In the last week of January, US Special Representative for Syria, James Jeffery, travelled to Europe to step up US economic pressure on Syria due to its ‘attacks’ on Idlib. While it may sound strange why the US would sanction Syria for its resounding successes against al-Qaeda jihadi groups, the fact of the matter is that these rouge groups remain US allies in many ways and even continue to receive ‘help’ in the form of weapons to sustain their hold of the Syrian territories. As such, whereas Soleimani’s killing was meant to disrupt Iranian operations in Iraq and Syria, the recent success of the Syrian forces, in which Soleimani trained fighters took part, showed emphatically that the US has failed once again in its objectives; hence, the new resolve to sanction Syria in order to create difficulties for Syria’s allies.
In a press statement given on January 27, Mike Pompeo said that the US is observing “the situation in northwest Syria where the combined forces of Russia, the Iranian regime, Hizballah, and the Assad regime reportedly are conducting a large-scale assault upon the people of Idlib and western Aleppo province”, adding further that “The United States is prepared to take the strongest diplomatic and economic actions against the Assad regime and any state or individual that aids its brutal agenda.”
While Mike Pompeo could hardly be expected to say anything about the al-Qaeda affiliate groups and how they continue to receive military support, including the made-in-US TOW anti-tank missiles, there is no gainsaying that the US is aiming to reinsert itself violently in Syria when the Syrian forces are inching towards a total reclamation of their country. The US, as it stands, simply doesn’t want this to happen, especially because of an Iranian expansion accompanying this victory.
For the US, as an unnamed US official told the National Interest, “It’s been long-standing US policy, reiterated by the President to Congress, Mike Pompeo, and the rest of us many times publicly, that all Iranian-commanded forces—which would include, in our view, [Hezbollah]—leave Syria.” The pressure on Syria, therefore, is very much a part of the US’ war on Iran. Whether or not it will be able to succeed is a moot question. Considering, however, the way the Syrian forces, supported by Russia and Iran, continue to liberate and reclaim their territory, prospects for such a plan’s success are not bright enough.
The Russian strategy, as far as the question of defeating US plans is concerned, is to quickly liberate enough of the Syrian territory to leave US plans ineffective and useless. For example, the recent victory over the town of Maarat al-Numan is an extremely significant development in that this might become the gateway for further liberations across the norther Syria.
The town is located on the strategically very important highway, M-4. This highway connects western regions of Syria, where the Russian bases are located, with its northeastern regions and runs all the way along Turkish border.
An increasing Russian and Syrian control of the region along the highway would mean that they will not only be able to neutralise al-Qaeda groups, but also facilitate Turkish concerns vis-à-vis Kurdish forces in the region.
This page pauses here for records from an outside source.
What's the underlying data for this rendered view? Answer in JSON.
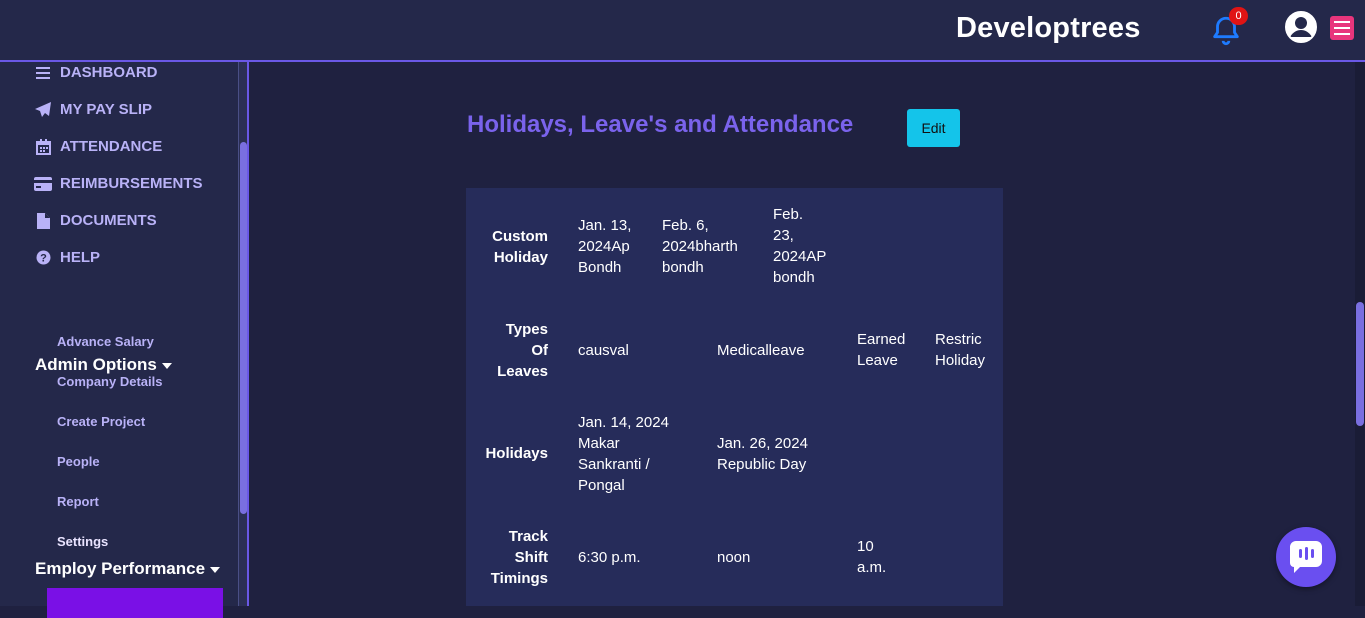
{
  "header": {
    "brand": "Developtrees",
    "notification_count": "0"
  },
  "sidebar": {
    "items": [
      {
        "label": "DASHBOARD",
        "icon": "bars-icon"
      },
      {
        "label": "MY PAY SLIP",
        "icon": "paper-plane-icon"
      },
      {
        "label": "ATTENDANCE",
        "icon": "calendar-icon"
      },
      {
        "label": "REIMBURSEMENTS",
        "icon": "credit-card-icon"
      },
      {
        "label": "DOCUMENTS",
        "icon": "file-icon"
      },
      {
        "label": "HELP",
        "icon": "question-circle-icon"
      }
    ],
    "admin_heading": "Admin Options",
    "admin_items": [
      "Advance Salary",
      "Company Details",
      "Create Project",
      "People",
      "Report",
      "Settings"
    ],
    "active_item": "Settings",
    "employ_heading": "Employ Performance"
  },
  "main": {
    "title": "Holidays, Leave's and Attendance",
    "edit_label": "Edit",
    "rows": {
      "custom_holiday": {
        "heading": [
          "Custom",
          "Holiday"
        ],
        "cells": [
          [
            "Jan. 13,",
            "2024Ap",
            "Bondh"
          ],
          [
            "Feb. 6,",
            "2024bharth",
            "bondh"
          ],
          [
            "Feb.",
            "23,",
            "2024AP",
            "bondh"
          ]
        ]
      },
      "types_of_leaves": {
        "heading": [
          "Types",
          "Of",
          "Leaves"
        ],
        "cells": [
          [
            "causval"
          ],
          [
            "Medicalleave"
          ],
          [
            "Earned",
            "Leave"
          ],
          [
            "Restric",
            "Holiday"
          ]
        ]
      },
      "holidays": {
        "heading": [
          "Holidays"
        ],
        "cells": [
          [
            "Jan. 14, 2024",
            "Makar",
            "Sankranti /",
            "Pongal"
          ],
          [
            "Jan. 26, 2024",
            "Republic Day"
          ]
        ]
      },
      "track_shift": {
        "heading": [
          "Track",
          "Shift",
          "Timings"
        ],
        "cells": [
          [
            "6:30 p.m."
          ],
          [
            "noon"
          ],
          [
            "10",
            "a.m."
          ]
        ]
      }
    }
  },
  "colors": {
    "accent": "#7a63ec",
    "active_bg": "#7a10e6",
    "edit_button": "#14c4ea",
    "menu_button": "#e8357c"
  }
}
If the region falls under Syrian control, this would practically eliminate Kurdish threat to Turkey—an arrangement that Turkey can only hope to reject at the expense of its relations with Russia. Contrary to this, Russia and Turkey continue to work closely in Idlib and strengthen their relations, taking Turley away from the US.
This was evident when the US president Trump recently called Erdogan to discuss the Syrian crisis. Interestingly enough, while the White House readout of the call stressed that the two leaders discussed geopolitical matters, Turkey called it on a “courtesy call”, completely downplaying the geopolitical issues, highlighting how it was not “disturbed” by the increasing Syrian, Iranian and Russian activity in that part of Syria where the Turks, too, have serious interests.
Besides it, M-4 is also one particular highway that provides the land route to Iran via Iraq to Syria and then to Lebanon, explaining why the capture of this town has already sent a wave of unrest across Washington, irking Mike Pompeo and his hawkish team of experts in the State Department, leading them to resolve to put pressure on Syria.
All of this boils down to a developing strategic understanding between Syria and Turkey due to Russian mediation. This was pretty evident when heads of Turkish and Syrian intelligence agencies met in Kremlin on January 13, first time ever since 2011. The discussion focused on a nine-point road map to advance their dialogue, including a goal to cooperate against terrorism and a joint mechanism for containing Kurdish groups operating in the region.
Syria and Russia, as it stands, seem keen to address Turkish interests in order to speedify their control of the Syrian territories in order to defeat the US plan for revamping jihadi groups and thus keep the country embroiled in conflict.
Salman Rafi Sheikh, research-analyst of International Relations and Pakistan’s foreign and domestic affairs, exclusively for the online magazine “New Eastern Outlook”.